(1) “Abortifacient vaccines loom as new threat,” HLI Reports, November 1993, pp. 1-2.
(2) World Council Reports, 28 November 1994, pp. 4-5.
(3) A call placed by this writer on 5 May 1995 to the Montgomery County (Maryland) Health Department, Epidemology Division — Infectious Diseases — Adult Immunizations, elicited the following information:
Q. For how long a time does the tetanus vaccination offer protection?
A. 10 years.
Q. Have you ever heard of any adult requiring three tetanus vaccinations within a 3 or 4 month time period, and a total of 5 vaccinations in all within a year or so?
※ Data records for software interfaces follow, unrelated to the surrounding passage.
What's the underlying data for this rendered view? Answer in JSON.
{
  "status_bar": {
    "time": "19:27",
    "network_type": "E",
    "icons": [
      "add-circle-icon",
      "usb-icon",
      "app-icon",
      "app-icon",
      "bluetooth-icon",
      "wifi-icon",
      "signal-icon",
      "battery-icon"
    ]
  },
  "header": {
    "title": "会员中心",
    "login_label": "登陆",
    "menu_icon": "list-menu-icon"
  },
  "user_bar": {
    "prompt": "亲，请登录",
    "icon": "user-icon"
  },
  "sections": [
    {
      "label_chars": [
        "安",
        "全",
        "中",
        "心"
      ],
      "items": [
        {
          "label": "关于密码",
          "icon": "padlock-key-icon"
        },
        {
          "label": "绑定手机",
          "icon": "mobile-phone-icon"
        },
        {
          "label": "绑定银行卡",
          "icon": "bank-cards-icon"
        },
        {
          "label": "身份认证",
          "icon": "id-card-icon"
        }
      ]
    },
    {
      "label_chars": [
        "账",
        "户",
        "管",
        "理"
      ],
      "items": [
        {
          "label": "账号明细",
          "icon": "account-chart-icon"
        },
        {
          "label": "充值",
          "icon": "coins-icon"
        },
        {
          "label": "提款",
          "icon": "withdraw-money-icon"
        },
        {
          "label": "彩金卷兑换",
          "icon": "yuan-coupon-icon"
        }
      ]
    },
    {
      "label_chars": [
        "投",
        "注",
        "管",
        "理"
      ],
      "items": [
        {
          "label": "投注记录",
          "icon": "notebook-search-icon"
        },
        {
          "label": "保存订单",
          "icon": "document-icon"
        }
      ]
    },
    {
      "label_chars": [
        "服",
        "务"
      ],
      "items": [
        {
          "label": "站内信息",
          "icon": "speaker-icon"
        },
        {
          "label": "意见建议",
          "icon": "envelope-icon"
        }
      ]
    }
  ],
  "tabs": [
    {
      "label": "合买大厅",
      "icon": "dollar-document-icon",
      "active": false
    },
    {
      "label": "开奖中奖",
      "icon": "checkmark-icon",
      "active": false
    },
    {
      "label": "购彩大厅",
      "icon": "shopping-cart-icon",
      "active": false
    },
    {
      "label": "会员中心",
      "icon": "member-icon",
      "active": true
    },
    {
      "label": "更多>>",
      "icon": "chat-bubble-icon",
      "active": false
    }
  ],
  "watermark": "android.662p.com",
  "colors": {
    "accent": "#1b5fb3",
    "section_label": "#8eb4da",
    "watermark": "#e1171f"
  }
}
A. Whaaaat! Never. No way!
Reports from the Philippines appear to confirm the 10-year immunity afforded by tetanus toxoid vaccinations: prior to the campaigns begun in 1993, the so-called booster shots were given only every 10 years.
(4) More than a score of articles, many written by WHO researchers, document WHO’s attempts to create an anti-fertility vaccine utilizing tetanus toxoid as a carrier. Some leading articles include:
“Clinical profile and Toxicology Studies on Four Women Immunized with Pr-B-hCG-TT,” Contraception, February, 1976, pp. 253-268.
“Observations on the antigenicity and clinical effects of a candidate antipregnancy vaccine: B-subunit of human chorionic gonadotropin linked to tetanus toxoid,” Fertility and Sterility, October 1980, pp. 328-335.
“Phase 1 Clinical Trials of a World Health Organisation Birth Control Vaccine,” The Lancet, 11 June 1988, pp. 1295-1298. “Vaccines for Fertility Regulation,” Chapter 11, pp. 177-198, Research in Human Reproduction, Biennial Report (1986-1987), WHO Special Programme of Research, Development and Research Training in Human Reproduction (WHO, Geneva 1988).
“Anti-hCG Vaccines are in Clinical Trials,” Scandinavian Journal of Immunology, Vol. 36, 1992, pp. 123-126.
(5) These institutional names are garnered from the journal articles cited in the previous footnote.
(6) Lancet, 11 June 1988, p. 1296.
(7) Challenges in Reproductive Health Research, Biennial Report 1992-1993, World Health Organization, Geneva, 1994, p. 186.
(8) G.P. Talwar, et al, “Prospects of an anti-hCG vaccine inducing antibodies of high affinity…(etc),” Reproductive Technology 1989, Elsevier Science Publishers, 1990, Amsterdam, New York, p. 231.
(9) “3 DOH vaccines untested by BFAD,” The Philippine Star, 4 April 1995, pp. 1, 12.
(10) “BFAD junks re-testing of controversial shot,” Manila Standard, 7 April 1995; “DOH: Toxoid vaccines are safe,” The Philippine Star, 7 April 1995.
(11) “Ottawa got blood tainted by HIV.” Ottawa Citizen, 4 April 1995.
(12) A nearly two-year old communique from Tanzania tells a familiar story: tetanus toxoid vaccinations, five in all, given only to women aged 15-45. Nigeria, too, may have been victimized; see The Lancet, 4 June 1988, p. 1273.